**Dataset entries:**
------------------------------------------------------------------------
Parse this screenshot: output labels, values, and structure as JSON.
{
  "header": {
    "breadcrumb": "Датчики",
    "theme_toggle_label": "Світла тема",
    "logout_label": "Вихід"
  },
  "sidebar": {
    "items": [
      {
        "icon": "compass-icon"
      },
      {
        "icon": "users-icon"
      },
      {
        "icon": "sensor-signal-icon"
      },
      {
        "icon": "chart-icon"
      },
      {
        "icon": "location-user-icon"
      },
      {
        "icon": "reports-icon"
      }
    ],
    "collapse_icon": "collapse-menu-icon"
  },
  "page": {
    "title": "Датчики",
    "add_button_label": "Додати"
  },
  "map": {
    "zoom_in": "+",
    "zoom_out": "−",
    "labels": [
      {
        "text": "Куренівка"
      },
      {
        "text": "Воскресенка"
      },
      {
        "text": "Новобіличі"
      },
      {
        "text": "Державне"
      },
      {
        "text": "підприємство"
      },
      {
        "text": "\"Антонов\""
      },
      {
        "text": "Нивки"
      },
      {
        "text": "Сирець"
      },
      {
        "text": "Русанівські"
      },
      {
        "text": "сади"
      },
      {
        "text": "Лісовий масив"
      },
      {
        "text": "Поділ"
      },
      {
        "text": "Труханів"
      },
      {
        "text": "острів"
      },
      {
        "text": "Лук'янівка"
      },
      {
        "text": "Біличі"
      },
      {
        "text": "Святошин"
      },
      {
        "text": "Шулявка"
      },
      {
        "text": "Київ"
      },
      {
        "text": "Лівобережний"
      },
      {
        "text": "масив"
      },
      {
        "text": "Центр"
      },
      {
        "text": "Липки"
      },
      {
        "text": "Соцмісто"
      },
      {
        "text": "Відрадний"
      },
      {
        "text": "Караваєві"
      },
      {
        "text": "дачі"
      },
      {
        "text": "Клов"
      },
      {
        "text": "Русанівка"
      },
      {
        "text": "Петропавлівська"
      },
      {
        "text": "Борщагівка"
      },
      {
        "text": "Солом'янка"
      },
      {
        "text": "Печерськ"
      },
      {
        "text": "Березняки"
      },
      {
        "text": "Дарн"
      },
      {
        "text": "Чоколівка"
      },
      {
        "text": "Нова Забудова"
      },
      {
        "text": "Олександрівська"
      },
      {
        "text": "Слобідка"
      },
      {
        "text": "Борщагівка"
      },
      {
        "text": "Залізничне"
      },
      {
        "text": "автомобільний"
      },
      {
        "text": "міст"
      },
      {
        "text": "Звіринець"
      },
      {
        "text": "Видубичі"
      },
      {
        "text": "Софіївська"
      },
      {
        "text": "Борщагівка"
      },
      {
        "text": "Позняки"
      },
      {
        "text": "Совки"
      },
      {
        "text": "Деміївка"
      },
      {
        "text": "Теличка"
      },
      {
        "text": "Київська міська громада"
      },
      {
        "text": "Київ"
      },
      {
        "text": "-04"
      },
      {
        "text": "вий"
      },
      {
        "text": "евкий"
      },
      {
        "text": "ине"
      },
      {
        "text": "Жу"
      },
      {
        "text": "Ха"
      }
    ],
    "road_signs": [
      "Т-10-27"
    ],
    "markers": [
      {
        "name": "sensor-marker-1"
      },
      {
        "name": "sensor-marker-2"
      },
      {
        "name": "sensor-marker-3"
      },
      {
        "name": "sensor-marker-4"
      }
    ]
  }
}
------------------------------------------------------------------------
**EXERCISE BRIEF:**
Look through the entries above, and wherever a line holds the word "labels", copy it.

**ANSWER SPACE:**
Parse this screenshot: output labels, values, and structure as JSON.
    "labels": [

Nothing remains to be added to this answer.